Every line in the following data that has "JSON" counts toward the total; state that total alone.

-------- Data under study --------

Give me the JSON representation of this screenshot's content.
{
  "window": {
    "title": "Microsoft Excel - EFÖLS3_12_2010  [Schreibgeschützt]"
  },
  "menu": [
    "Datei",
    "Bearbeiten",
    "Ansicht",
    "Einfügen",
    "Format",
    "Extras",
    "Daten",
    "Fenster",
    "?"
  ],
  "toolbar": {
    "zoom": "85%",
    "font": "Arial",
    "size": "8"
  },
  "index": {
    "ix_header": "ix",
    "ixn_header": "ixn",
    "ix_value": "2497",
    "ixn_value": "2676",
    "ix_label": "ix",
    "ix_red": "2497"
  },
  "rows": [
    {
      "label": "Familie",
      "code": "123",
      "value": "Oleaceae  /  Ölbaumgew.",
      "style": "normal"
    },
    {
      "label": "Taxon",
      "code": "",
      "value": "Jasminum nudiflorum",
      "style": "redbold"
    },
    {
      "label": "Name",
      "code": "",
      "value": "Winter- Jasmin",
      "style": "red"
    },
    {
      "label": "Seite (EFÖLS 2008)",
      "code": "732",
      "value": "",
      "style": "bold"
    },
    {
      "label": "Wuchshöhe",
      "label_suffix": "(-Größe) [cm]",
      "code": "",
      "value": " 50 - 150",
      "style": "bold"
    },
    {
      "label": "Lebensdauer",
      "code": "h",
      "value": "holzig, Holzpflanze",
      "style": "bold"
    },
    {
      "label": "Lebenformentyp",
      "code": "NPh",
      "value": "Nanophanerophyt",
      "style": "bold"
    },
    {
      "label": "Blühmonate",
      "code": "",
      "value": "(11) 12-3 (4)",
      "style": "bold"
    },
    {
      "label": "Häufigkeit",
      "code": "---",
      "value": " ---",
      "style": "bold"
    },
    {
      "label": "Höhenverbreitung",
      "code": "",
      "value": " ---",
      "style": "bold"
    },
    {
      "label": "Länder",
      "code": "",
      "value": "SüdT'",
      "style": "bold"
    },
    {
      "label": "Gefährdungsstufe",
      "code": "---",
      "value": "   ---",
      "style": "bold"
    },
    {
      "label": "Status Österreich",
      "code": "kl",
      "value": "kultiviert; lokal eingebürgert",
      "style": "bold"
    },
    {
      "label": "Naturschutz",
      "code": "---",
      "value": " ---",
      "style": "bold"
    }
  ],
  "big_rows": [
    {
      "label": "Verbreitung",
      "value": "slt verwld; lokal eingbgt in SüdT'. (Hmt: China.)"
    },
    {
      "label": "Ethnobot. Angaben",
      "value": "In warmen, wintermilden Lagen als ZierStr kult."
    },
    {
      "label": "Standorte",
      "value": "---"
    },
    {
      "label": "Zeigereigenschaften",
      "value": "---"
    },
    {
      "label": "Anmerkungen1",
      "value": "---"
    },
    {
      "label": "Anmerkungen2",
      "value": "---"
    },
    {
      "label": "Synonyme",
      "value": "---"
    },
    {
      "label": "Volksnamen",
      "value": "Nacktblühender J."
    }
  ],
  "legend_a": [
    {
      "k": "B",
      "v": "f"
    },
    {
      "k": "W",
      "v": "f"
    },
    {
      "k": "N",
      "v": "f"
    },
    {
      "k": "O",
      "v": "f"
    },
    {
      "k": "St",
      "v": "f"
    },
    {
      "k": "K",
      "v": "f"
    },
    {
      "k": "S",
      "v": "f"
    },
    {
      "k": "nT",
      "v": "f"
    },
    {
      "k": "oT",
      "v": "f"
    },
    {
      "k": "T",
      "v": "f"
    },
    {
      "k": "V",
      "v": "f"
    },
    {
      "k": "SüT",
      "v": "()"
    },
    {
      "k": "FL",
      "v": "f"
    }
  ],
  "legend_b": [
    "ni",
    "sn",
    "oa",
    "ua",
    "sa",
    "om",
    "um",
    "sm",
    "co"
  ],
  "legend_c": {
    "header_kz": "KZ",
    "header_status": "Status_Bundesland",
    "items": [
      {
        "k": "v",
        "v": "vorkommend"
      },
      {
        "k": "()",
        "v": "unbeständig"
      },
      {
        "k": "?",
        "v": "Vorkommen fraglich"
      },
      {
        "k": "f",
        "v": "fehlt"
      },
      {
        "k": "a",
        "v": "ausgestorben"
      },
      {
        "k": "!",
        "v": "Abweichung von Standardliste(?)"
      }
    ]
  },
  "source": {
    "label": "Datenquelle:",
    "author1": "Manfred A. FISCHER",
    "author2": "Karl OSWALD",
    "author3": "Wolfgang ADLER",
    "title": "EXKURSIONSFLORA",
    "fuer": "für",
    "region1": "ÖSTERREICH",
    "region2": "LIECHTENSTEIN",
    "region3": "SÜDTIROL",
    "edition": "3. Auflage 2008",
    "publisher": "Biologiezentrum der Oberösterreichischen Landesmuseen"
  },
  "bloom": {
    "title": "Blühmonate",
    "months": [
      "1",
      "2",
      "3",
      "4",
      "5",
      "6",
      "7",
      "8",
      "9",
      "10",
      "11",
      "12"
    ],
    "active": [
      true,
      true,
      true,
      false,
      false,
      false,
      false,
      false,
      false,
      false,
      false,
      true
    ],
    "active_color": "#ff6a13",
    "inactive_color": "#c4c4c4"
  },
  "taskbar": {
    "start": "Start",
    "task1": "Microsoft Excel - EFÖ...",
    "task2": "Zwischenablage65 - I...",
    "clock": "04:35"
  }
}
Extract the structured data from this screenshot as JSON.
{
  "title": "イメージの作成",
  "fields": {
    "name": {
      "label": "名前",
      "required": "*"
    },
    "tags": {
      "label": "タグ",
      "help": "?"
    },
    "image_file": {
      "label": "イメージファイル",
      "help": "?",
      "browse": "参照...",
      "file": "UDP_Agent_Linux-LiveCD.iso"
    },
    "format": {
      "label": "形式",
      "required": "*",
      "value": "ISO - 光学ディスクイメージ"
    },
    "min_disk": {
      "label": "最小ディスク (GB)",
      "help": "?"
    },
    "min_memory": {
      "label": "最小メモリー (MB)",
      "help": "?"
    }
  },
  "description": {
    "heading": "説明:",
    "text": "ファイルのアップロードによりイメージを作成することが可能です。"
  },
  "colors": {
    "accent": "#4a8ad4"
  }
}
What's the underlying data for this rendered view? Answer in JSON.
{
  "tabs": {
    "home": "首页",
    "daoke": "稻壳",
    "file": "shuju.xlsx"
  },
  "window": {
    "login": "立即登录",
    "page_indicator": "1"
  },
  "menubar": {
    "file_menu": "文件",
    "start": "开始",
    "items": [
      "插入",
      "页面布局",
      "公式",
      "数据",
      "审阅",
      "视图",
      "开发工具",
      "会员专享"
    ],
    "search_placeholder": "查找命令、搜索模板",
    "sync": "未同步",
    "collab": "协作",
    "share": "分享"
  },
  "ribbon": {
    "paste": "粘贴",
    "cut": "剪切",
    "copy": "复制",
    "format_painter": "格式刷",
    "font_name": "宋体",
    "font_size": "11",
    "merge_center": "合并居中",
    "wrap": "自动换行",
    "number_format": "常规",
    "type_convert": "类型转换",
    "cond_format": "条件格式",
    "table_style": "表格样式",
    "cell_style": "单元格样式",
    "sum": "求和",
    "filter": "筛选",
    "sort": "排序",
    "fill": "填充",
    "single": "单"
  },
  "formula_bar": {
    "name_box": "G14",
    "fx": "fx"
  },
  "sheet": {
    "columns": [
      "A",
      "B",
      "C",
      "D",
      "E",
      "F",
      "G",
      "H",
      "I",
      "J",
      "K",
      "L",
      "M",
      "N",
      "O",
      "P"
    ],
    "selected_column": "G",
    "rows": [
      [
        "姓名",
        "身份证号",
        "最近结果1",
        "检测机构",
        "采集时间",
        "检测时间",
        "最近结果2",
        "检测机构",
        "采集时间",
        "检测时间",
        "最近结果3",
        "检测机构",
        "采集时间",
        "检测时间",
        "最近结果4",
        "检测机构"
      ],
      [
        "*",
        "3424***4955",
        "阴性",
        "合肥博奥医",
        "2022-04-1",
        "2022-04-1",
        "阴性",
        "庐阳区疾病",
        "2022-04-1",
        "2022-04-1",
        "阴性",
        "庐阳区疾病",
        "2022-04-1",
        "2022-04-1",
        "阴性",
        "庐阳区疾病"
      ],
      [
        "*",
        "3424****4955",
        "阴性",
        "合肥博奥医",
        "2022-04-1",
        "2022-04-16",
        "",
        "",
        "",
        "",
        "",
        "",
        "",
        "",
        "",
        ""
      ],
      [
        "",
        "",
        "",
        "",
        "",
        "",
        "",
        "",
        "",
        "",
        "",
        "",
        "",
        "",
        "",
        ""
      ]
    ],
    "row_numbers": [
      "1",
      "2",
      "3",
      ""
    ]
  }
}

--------

Task solution: 3